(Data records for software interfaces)
◆ ◆ ◆ ◆ ◆

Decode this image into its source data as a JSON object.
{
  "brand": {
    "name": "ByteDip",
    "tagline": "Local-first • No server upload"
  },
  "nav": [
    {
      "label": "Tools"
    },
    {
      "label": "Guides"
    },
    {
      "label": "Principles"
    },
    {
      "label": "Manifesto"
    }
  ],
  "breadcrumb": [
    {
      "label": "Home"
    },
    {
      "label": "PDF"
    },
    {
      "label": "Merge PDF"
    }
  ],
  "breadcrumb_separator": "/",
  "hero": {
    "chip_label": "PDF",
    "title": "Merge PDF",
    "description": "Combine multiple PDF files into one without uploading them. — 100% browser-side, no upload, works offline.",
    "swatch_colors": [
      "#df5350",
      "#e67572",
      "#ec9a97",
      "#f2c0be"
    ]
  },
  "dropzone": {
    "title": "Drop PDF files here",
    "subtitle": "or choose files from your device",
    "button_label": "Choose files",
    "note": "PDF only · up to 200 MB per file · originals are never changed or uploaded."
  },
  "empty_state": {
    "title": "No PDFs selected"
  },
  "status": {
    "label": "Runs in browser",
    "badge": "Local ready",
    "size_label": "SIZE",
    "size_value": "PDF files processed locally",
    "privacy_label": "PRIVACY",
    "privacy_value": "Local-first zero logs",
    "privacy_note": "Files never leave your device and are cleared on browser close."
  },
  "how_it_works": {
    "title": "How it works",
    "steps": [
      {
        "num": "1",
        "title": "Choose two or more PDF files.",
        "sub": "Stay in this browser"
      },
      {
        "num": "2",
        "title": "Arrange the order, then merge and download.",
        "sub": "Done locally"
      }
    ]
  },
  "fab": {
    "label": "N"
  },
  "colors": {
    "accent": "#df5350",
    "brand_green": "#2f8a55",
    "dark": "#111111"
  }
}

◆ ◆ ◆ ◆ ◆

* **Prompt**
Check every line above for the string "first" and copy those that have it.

* **Solution for this task**
    "tagline": "Local-first • No server upload"
    "privacy_value": "Local-first zero logs",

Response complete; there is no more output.